[Records from a dataset]
━━━━━━━━━━━━━━━━
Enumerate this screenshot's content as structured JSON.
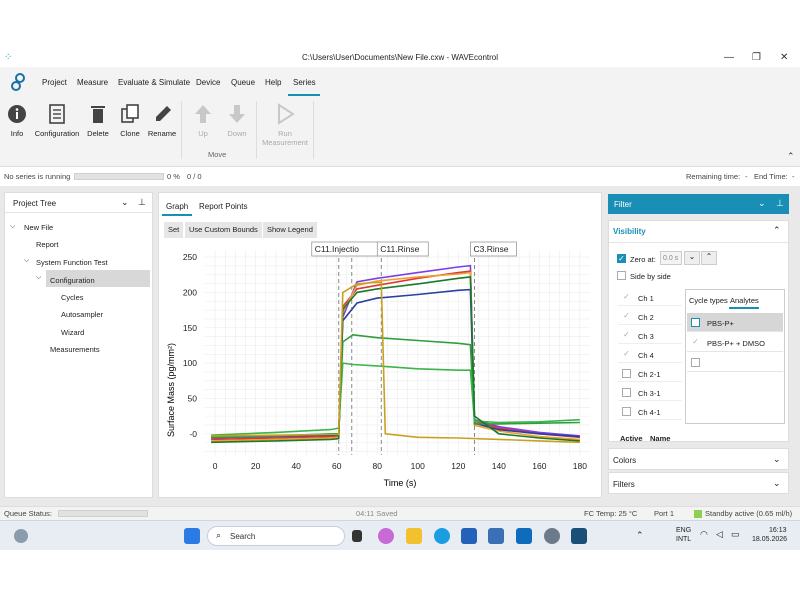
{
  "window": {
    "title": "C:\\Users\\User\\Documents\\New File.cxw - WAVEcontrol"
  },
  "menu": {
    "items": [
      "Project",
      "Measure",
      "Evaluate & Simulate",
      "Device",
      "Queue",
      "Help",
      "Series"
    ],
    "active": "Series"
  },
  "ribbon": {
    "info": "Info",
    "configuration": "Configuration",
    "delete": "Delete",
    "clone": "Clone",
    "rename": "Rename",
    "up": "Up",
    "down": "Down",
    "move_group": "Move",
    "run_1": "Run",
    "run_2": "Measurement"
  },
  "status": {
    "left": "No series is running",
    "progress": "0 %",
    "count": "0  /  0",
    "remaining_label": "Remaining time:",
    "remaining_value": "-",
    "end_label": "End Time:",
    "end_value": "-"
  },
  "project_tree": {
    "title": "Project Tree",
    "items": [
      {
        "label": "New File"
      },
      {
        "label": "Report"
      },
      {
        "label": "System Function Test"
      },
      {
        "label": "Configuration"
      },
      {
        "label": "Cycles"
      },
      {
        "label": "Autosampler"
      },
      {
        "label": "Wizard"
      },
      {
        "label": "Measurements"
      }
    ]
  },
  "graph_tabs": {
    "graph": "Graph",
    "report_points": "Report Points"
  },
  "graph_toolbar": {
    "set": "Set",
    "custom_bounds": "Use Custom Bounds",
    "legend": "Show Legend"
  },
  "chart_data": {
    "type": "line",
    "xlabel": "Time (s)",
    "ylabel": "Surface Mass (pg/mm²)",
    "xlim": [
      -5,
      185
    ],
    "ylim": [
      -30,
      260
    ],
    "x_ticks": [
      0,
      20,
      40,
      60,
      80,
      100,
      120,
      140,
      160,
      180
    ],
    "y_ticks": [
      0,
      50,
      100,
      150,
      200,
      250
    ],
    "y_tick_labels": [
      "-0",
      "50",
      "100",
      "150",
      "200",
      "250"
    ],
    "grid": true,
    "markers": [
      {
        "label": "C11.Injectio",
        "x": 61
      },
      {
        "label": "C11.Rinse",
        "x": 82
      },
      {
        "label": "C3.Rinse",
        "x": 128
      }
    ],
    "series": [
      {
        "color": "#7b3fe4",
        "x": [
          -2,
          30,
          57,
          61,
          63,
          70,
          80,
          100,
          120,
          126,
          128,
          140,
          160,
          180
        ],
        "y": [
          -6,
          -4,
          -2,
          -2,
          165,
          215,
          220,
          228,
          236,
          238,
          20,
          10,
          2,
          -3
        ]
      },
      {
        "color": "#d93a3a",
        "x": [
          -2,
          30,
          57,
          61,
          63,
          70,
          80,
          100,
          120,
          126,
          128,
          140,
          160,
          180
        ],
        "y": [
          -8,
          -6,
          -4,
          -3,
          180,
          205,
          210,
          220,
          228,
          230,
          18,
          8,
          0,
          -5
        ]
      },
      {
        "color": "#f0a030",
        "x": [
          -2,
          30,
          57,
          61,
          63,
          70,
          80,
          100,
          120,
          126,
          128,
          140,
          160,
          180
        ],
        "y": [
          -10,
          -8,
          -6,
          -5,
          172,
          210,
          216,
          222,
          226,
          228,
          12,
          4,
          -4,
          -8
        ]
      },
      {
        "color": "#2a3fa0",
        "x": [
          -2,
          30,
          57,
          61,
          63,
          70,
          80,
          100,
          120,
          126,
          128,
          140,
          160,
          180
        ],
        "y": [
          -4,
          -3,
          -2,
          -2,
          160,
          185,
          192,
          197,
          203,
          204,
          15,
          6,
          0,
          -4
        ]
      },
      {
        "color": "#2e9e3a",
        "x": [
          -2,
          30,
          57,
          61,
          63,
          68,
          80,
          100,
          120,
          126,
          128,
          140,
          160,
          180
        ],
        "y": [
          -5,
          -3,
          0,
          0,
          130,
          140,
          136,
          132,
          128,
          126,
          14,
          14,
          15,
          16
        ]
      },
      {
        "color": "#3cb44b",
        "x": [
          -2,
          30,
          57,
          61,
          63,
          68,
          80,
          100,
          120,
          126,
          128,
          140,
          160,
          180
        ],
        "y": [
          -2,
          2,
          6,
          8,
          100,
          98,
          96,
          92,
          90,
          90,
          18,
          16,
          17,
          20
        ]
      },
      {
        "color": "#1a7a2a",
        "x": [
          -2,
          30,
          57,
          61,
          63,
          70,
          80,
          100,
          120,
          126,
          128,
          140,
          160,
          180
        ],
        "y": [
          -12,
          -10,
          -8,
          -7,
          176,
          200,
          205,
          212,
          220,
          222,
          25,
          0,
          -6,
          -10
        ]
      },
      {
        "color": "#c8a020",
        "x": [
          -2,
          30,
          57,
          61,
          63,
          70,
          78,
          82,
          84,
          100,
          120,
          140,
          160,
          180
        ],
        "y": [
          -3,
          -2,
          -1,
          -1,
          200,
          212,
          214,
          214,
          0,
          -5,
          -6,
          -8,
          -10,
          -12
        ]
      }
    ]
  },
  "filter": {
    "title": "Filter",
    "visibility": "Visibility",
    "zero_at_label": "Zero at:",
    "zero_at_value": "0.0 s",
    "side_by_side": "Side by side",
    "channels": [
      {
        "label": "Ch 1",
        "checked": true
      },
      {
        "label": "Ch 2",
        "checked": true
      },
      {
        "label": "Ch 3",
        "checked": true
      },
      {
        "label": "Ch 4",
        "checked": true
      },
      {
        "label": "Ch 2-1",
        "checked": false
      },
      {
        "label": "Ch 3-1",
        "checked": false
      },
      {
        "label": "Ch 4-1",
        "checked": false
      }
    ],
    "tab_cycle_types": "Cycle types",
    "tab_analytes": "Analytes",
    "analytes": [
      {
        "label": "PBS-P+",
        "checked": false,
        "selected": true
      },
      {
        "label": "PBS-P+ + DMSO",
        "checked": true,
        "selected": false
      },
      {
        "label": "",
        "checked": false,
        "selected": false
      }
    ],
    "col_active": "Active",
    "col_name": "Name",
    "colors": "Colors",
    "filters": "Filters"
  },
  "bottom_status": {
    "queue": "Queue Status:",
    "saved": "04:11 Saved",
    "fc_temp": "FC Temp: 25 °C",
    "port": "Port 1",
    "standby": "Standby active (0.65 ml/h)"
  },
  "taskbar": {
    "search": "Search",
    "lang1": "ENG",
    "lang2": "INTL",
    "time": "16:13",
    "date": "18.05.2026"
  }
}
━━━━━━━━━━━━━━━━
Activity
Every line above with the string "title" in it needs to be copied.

Answer to this task
    "title": "C:\\Users\\User\\Documents\\New File.cxw - WAVEcontrol"
    "title": "Project Tree",
    "title": "Filter",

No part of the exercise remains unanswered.